It's summertime. Cigar smokers, especially in the northern half of the United States, love this time of year because there are so many more places to smoke in the great outdoors. Some of you enjoy a smoke on the golf course. Some of you find solace on your backyard patio or terrace. Some of you may even just find a bench on a city street, and watch the world go by while you relax with your favorite cigar.

You would think that government officials would be willing to leave smokers alone outdoors. After all, in many cities, it is where they have forced smokers to go in the wake of banning all indoor smoking. It wasn't long, however, before the authorities even began to restrict where you could smoke outside, with rules prohibiting lighting up within 25 feet or so of a building entrance. And we all remember Calabasas, California, a city that simply banned smoking in public, indoors or outdoors.

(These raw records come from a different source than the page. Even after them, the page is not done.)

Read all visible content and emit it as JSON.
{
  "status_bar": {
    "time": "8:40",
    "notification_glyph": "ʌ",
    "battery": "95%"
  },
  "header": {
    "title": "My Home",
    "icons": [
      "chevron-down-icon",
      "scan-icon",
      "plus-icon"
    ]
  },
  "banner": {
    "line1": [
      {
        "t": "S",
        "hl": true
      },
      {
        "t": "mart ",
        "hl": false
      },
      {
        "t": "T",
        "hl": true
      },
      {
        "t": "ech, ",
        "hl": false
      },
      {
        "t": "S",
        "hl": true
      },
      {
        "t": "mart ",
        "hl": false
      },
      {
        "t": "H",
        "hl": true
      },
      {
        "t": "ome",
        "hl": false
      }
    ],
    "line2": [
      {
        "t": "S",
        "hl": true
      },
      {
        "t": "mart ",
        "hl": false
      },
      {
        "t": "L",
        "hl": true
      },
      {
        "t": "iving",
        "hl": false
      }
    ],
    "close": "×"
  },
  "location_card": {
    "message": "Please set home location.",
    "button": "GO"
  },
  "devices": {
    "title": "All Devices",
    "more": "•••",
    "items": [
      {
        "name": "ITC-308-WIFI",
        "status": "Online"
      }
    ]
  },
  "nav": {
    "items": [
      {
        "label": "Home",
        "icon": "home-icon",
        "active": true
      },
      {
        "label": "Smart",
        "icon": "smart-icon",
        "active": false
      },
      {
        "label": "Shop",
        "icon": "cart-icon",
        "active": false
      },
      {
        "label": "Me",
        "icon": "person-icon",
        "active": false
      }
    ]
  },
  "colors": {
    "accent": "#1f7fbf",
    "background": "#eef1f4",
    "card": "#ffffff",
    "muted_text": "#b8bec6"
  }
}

But other cities are starting to get on the bandwagon too. Another California city, Pasadena, recently passed a regulation that would prohibit all outdoor smoking, even in areas where the state's antismoking law allows it, such as on restaurant terraces and patios. Anto Kamarian, a smoke shop owner in Pasadena, attended the city council meeting where the ban was discussed and then approved. He related that opponents of the ban were given two minutes each to voice their opposition. And he noted that to help support its decision, the city cited a study done in Calabasas about the absence of any negative impact on local businesses; there was one catch—the report only cited the city manager of Calabasas and didn't pass along any results from actual business owners in the city.

It is virtually impossible today to keep up with the pace of more and more restrictive bans on public smoking. But here are just a few more cities that have banned all public smoking: Beverly Hills and El Cajon, California, and West Lafayette, Indiana. There will be more apparently, because it isn't enough for the antismoking zealots to push smokers outside—their ultimate goal is to prohibit all enjoyment of tobacco products. Anywhere. Anytime.

We don't get it. We know that there are people who simply can't tolerate the idea of anyone smoking, and some others who fly into a rage at even the whiff of tobacco smoke. But there is simply no scientific basis on which to outlaw smoking outdoors. If people were as sensitive to, say, automobile fumes as they are to tobacco smoke, we would be headed back to horse and buggy days. But even if you accept the notion that secondhand smoke in an enclosed area is bad for you, that is based on the idea that a high concentration of tobacco smoke is harmful. We won't argue that conclusion here. But when you smoke outdoors, there is no way to argue that tobacco smoke reaches any kind of dangerous level.

Mr. Kamarian plans on filing a lawsuit to contest the new regulation in Pasadena. That's one of the best ways to make local governments take notice. They can't just steamroll over the rights of the individual, especially when the individual's behavior is not harming anyone else. It's up to us to draw the line. It is the only way to ensure that the behavior police are stopped before they strip away all of our pleasures and rights.